- Goal of the exercise
Tally how many lines of these entries hold the string "label". Return the number alone.

======== Information shown ========

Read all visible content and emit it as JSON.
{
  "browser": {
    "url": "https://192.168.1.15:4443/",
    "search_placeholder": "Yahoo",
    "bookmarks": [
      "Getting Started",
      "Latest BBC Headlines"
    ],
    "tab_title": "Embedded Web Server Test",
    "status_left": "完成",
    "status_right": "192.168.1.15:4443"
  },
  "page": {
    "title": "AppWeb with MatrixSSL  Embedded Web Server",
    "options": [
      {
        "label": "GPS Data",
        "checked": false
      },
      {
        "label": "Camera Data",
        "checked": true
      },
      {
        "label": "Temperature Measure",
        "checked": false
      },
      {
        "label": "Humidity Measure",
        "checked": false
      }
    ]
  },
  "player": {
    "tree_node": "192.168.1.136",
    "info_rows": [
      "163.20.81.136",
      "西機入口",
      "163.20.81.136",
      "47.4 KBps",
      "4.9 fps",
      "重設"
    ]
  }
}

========

- Completed exercise
4